▶ [What the task requires]
Copy each line of the material beneath that holds the word "Ventilation".

▶ [Dataset]
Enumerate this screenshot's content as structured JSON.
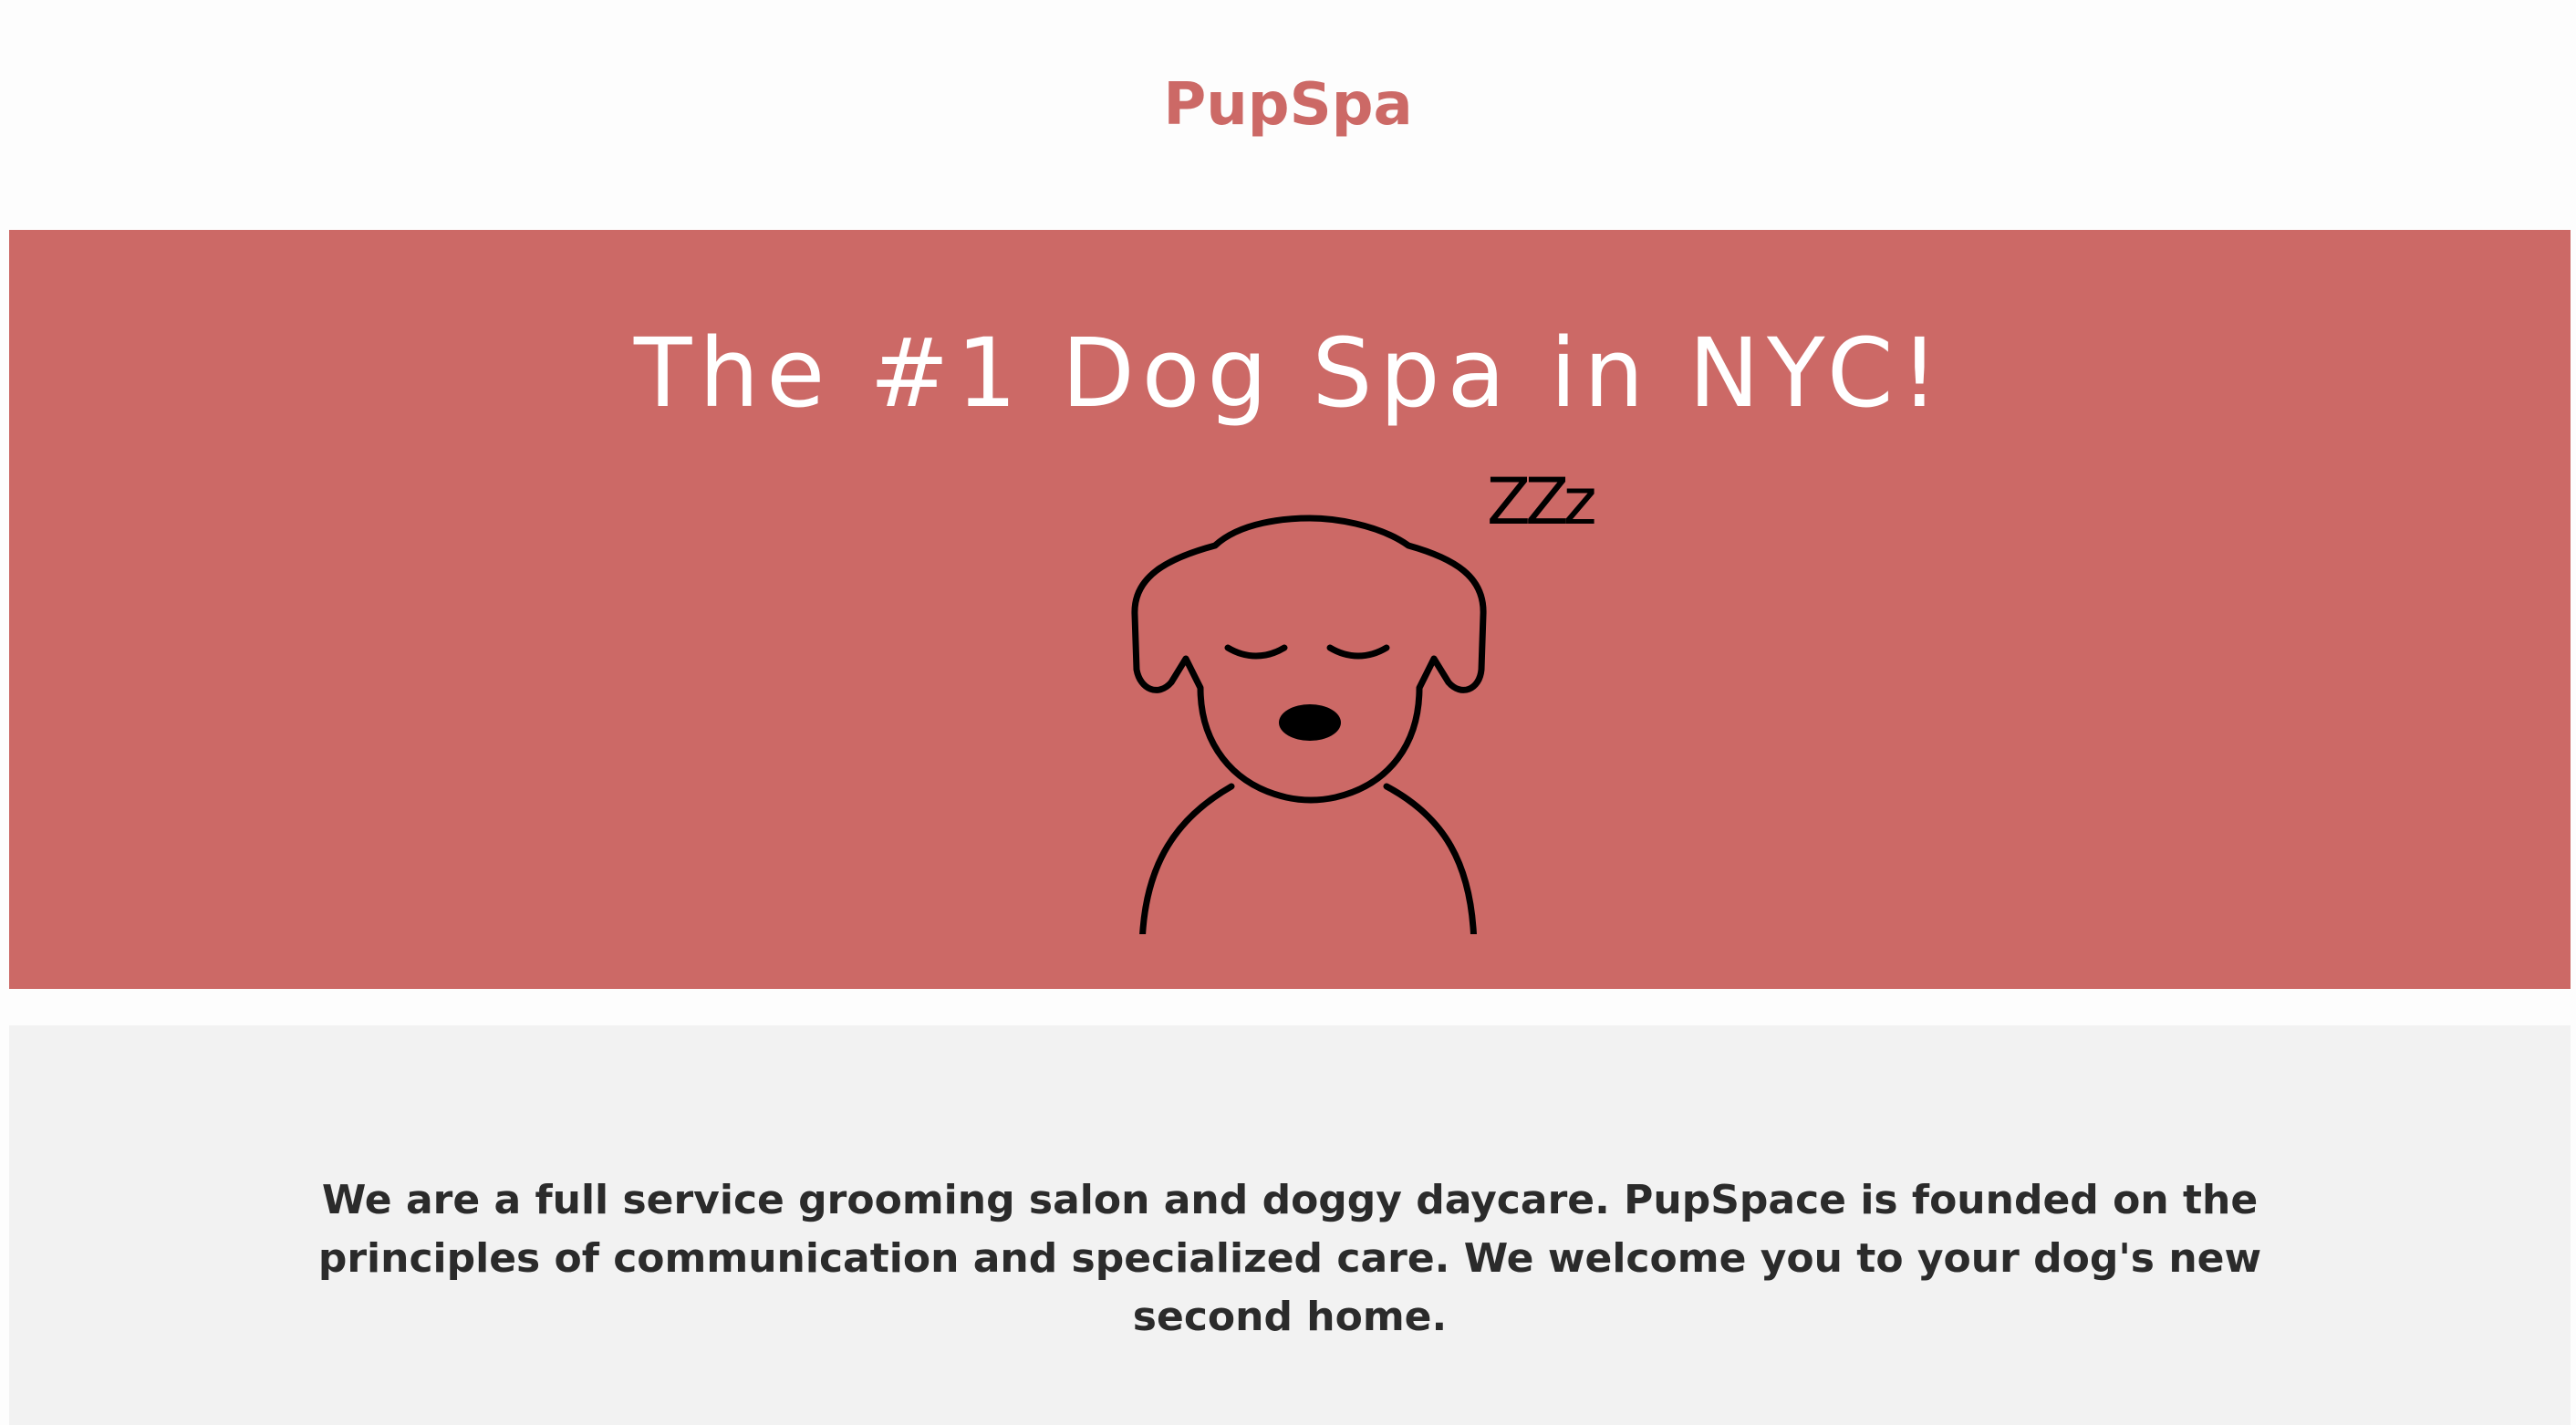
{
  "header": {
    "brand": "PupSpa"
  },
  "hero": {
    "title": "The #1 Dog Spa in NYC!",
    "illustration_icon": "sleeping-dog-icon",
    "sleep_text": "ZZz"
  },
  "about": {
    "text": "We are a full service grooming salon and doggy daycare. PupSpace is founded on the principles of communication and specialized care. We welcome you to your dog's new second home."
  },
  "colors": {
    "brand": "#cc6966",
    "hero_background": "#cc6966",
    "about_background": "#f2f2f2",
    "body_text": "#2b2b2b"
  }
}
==
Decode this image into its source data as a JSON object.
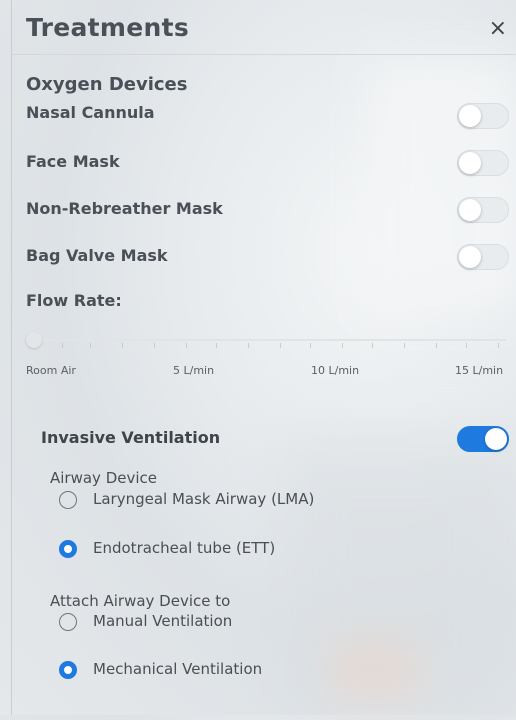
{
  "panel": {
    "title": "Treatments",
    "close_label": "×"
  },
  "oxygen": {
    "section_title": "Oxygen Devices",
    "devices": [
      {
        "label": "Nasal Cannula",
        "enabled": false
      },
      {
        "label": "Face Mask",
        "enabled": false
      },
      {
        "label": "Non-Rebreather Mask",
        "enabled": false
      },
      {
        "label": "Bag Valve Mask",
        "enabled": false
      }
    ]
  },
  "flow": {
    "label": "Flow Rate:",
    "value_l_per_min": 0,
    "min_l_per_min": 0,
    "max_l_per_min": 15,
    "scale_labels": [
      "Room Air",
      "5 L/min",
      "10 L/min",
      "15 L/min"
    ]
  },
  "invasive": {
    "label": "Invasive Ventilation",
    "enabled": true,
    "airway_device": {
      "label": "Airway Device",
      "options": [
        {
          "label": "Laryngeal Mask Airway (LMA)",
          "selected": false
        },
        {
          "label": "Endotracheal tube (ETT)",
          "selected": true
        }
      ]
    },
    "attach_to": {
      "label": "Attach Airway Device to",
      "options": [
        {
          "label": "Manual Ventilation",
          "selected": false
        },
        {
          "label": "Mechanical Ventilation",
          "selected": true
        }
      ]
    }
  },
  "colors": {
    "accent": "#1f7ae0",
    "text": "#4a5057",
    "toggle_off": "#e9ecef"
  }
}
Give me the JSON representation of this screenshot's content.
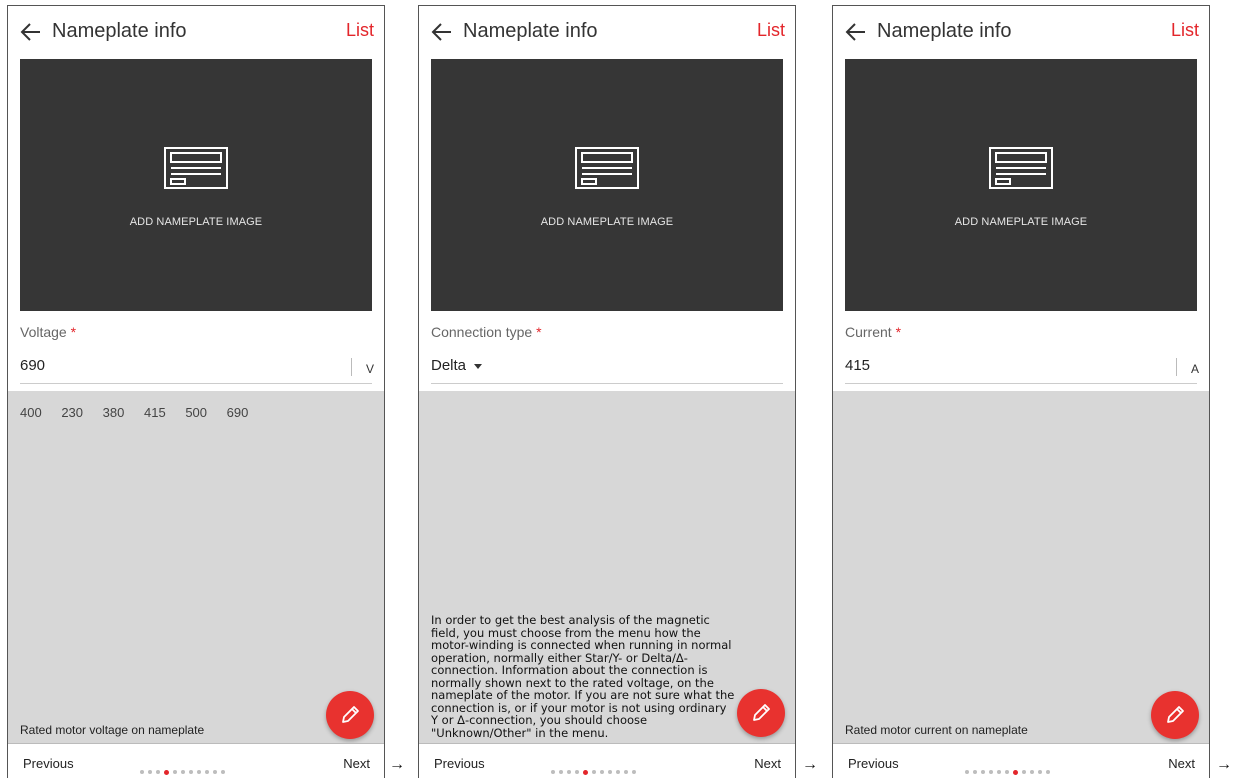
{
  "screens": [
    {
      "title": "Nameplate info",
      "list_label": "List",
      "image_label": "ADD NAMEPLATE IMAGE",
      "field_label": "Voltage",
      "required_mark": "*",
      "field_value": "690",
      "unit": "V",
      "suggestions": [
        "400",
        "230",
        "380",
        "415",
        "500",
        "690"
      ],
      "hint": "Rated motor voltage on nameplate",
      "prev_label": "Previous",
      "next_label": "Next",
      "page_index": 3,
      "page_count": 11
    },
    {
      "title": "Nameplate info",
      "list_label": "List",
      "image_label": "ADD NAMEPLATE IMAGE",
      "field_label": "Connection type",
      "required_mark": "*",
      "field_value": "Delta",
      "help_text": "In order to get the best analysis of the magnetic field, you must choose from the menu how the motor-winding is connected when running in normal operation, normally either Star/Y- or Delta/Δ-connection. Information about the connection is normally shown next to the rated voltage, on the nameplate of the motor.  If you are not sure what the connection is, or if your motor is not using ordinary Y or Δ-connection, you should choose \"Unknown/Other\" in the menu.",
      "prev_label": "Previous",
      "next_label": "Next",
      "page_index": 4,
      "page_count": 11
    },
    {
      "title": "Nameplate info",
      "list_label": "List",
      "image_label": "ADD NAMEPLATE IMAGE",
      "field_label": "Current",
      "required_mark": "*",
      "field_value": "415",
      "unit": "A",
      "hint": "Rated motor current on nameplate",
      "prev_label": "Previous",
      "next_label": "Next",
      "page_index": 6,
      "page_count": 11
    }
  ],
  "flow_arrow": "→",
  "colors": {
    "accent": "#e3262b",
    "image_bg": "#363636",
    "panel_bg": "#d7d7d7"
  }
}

▶ [Exercise result]
    "label": "Invasive Ventilation",
          "label": "Manual Ventilation",
          "label": "Mechanical Ventilation",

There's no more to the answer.